Review: Having spent much of the last few years offering up tropical grooves under their alternative Bacao Rhythm & Steel Band alias, the Mighty Mocambos have finally got around to recording another funk-focused album. Of course, this is not straight-up revivalist funk or soul in the strict sense, but rather a collection of inventive cuts rooted in bustling breakbeats, fuzzy basslines, razor-sharp guitar riffs and hazy horns. Highlights come thick and fast throughout, from the sweet soul shuffle of Lee Fields collaboration "Where Do We Go From Here" and the rasping dancefloor soul-funk goodness of Gizelle Smith hook-up "Take On The World", to the 1950s sci-fi soundtrack cheeriness of "Return To Space" (featuring legendary composer Peter Thomas), and the synth-fired intergalactic dancefloor goodness of "Golden Shadow".
Review: During his time working at Jazzman, Athens of the North founder Euan Fryer tracked down the late, great Avelino Pitts, whose impossible-to-find mid 1970s work with Gold counts as some of the deepest psychedelic soul ever recorded. Here, Fryer offers up two of Gold's greatest, previously featured on a 2011 Jazzman compilation, on "45" for the first time. Both songs are deep, fluid, emotional and evocative, with Pitts' impassioned lead vocals rising above intricately detailed backing tracks that prioritise twinkling pianos, reverb-laden slow grooves and slowly shifting basslines over cheap soul showmanship. As a result, from the first listen you'll be hooked.
Review: This reissue of American R&B/soul vocal group The Chi-Lites' "Are You My Woman?" (Tell Me So) from 1970 features a very familiar hook that was sampled on Beyonce and Jay Z's 2003 hit "Crazy In Love". Formed in 1959 in Chicago, Illinois, the group was led by Eugene Record and originally called Hi-Lites before adding on 'Chi', which derived from their hometown. They went on to release 15 albums between 1969 - 1990 and are best known for their classics "Have You Seen Her" and "Oh Girl".

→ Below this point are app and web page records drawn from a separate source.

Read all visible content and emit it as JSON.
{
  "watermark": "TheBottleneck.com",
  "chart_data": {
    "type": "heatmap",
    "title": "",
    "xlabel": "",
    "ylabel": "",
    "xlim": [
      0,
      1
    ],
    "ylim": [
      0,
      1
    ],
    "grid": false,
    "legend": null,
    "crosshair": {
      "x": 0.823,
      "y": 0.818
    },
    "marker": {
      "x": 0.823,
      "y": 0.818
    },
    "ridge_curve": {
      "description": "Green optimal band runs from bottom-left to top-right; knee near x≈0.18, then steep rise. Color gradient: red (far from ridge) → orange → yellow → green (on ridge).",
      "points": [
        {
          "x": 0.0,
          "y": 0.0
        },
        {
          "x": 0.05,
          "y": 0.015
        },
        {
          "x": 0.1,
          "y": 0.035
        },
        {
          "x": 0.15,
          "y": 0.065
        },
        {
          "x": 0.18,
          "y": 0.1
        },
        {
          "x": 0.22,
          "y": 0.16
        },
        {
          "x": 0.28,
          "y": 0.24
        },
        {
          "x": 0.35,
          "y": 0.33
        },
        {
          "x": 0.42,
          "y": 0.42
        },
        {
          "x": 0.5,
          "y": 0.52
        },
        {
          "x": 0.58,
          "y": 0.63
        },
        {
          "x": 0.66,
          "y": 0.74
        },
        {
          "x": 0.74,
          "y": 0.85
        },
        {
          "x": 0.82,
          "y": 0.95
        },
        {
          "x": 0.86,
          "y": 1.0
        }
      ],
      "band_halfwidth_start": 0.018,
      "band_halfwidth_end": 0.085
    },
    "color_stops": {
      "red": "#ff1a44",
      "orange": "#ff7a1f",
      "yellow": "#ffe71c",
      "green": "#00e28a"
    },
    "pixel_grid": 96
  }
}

Review: First released way back in 1999, Raphael Saadiq's Q-Tip-sporting "Get Involved" is a warm and woozy, retro-futurist chunk of soul/hip-hop fusion that harked back to an earlier musical age. It remains an arguably underappreciated dancefloor bomb and here gets the reissue treatment courtesy of the freshly lauched 45 Jams imprint. It comes backed by another stone cold classic from Q-Tip, "Vivrant Thing" - a cut first featured on the flipside of the Tribe Called Quest member's much more celebrated "Breathe Don't Stop" single. It's a little more stripped back than the A-side, with Q-Tip delivering his distinctive flows over a crunchy and fuzzy, Jay Dee produced backing track crafted from samples from an old funk record.
Review: Jazzman's Juke Box Jams series continues unabated to offer up those one-shot killers from the tangled history of jazz, R&B and soul - essential nuggets worth repeatedly popping dimes in the slot for. Here, it's the turn of Bobby Bland's "36-22-36", a heavy swinging and insanely catchy blast straight from 1962. Bland's voice is a perfect balance - cool as ice, but cracked around the edges - while the chorus line chants don't need a minute to get under your skin until you're singing along. "St James Infirmary" on the flip is a more downcast affair - one to drown your sorrows to, but certainly not the bottom of the bottle, as those hard stepping horns attest.
Review: Recorded sometime in the late 1970s, and previously only available as a private press release on a tiny Maryland label, "Miracles" is the sole album from gospel preacher/singer Reverend Norman Weeks and his backing band, the Revelations. Little info is available, though if the modern soul end of gospel is your thing it's well worth picking up. As you'd expect, the vocals from Weeks and his collaborators are soulful and righteous, while the accompanying music is impeccably played and surprisingly well produced given the likely budget constraints. Highlights include the heavy funk-soul strut of "It Took A Miracle", the Bob James-influenced brilliance of "I Wanna Sing For You" and fizzing LP opener and bona fide dancefloor rocker "I Will Stand On It".